TASK MATERIAL

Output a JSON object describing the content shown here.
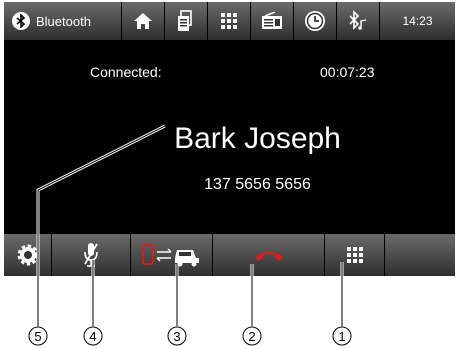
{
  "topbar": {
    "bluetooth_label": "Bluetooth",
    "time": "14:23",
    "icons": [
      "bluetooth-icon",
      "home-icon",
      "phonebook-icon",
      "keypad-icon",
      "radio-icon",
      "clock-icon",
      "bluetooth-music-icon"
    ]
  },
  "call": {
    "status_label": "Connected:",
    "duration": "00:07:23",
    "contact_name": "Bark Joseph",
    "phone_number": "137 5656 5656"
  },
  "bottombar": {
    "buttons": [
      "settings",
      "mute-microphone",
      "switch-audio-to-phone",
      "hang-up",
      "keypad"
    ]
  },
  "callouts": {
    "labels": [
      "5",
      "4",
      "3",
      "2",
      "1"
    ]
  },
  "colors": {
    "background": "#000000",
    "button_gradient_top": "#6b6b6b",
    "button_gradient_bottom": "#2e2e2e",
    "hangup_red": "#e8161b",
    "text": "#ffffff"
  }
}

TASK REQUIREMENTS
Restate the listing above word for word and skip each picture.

EXERCISE SOLUTION
Output a JSON object describing the content shown here.
{
  "topbar": {
    "bluetooth_label": "Bluetooth",
    "time": "14:23",
    "icons": [
      "bluetooth-icon",
      "home-icon",
      "phonebook-icon",
      "keypad-icon",
      "radio-icon",
      "clock-icon",
      "bluetooth-music-icon"
    ]
  },
  "call": {
    "status_label": "Connected:",
    "duration": "00:07:23",
    "contact_name": "Bark Joseph",
    "phone_number": "137 5656 5656"
  },
  "bottombar": {
    "buttons": [
      "settings",
      "mute-microphone",
      "switch-audio-to-phone",
      "hang-up",
      "keypad"
    ]
  },
  "callouts": {
    "labels": [
      "5",
      "4",
      "3",
      "2",
      "1"
    ]
  },
  "colors": {
    "background": "#000000",
    "button_gradient_top": "#6b6b6b",
    "button_gradient_bottom": "#2e2e2e",
    "hangup_red": "#e8161b",
    "text": "#ffffff"
  }
}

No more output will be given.